FULLER dialogues: Young People and the Church

“Right now is the church’s best opportunity we have had since Martin Luther to be reshaped into the kind of church God has called us to be. Our foundation is secure, but the bolts are looseand there’s a new generation of builders who stand at the ready.”

serving coffee at the Payton Lectures+ Kenda Creasy Dean, the Mary D. Synnott Professor of Youth, Church, and Culture at Princeton Theological Seminary, spoke at the 2017 Payton Lectures on missional entrepreneurship and the ways young people can reshape Christian communities for new cultural contexts. Watch highlights from the event above, and watch the lectures and responses from Fuller faculty below. Pictured right, students enjoy coffee and conversations before the lectures.

+ Chap Clark, Ahmi Lee, and Scott Cormode apply insights from Creasy Dean’s first lecture (above) to their contexts. Watch their reflections on the church, preaching, and leadership below:

+ Steven Argue, Pamela Ebstyne King, and Juan Martínez apply insights from Creasy Dean’s second lecture (above) to their contexts. Watch their reflections on the millennials, telos, and the global church:
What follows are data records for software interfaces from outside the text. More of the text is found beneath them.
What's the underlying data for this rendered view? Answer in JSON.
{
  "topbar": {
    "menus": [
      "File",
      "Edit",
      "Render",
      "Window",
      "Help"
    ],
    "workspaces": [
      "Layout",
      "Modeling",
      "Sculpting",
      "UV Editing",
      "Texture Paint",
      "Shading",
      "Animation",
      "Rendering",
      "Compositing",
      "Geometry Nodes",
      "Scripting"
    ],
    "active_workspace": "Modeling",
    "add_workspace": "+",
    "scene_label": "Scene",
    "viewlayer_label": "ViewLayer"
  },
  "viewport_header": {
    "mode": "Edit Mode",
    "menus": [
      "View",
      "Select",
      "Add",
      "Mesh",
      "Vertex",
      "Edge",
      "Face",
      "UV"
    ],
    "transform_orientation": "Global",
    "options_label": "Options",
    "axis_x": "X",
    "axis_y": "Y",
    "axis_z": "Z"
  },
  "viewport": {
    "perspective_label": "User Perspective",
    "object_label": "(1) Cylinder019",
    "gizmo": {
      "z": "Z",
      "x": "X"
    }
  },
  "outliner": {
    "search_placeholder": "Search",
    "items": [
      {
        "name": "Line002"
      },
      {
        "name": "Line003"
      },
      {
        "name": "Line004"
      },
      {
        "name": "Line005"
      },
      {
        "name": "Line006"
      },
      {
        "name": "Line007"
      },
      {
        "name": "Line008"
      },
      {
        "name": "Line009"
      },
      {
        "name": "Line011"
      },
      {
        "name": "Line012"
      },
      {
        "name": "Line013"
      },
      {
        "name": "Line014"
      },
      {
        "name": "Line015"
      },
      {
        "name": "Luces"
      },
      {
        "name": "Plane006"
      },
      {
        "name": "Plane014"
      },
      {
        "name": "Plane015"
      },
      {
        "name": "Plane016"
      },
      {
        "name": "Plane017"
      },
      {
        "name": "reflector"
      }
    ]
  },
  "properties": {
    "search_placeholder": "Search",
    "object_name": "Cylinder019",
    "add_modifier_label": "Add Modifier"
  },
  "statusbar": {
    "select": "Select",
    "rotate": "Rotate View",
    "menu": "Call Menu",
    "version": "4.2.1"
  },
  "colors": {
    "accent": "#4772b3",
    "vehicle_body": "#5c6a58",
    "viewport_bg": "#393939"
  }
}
Travis Auditorium (outside 2)+ Pictured above (l to r): Juan Martínez, Pamela Ebsytne King, Kenda Creasy Dean, and Steve Argue. Fuller Theological Seminary instituted the Payton Lectures in 1948, providing for a series of divinity lectures by a notable scholar outside the regular faculty. The lectureship is named for Dr. John E. and Mrs. Eliza Payton, parents of the late Mrs. Grace Fuller, wife of seminary founder Charles E. Fuller. Pictured: students reflect on the lectures outside the Travis Auditorium.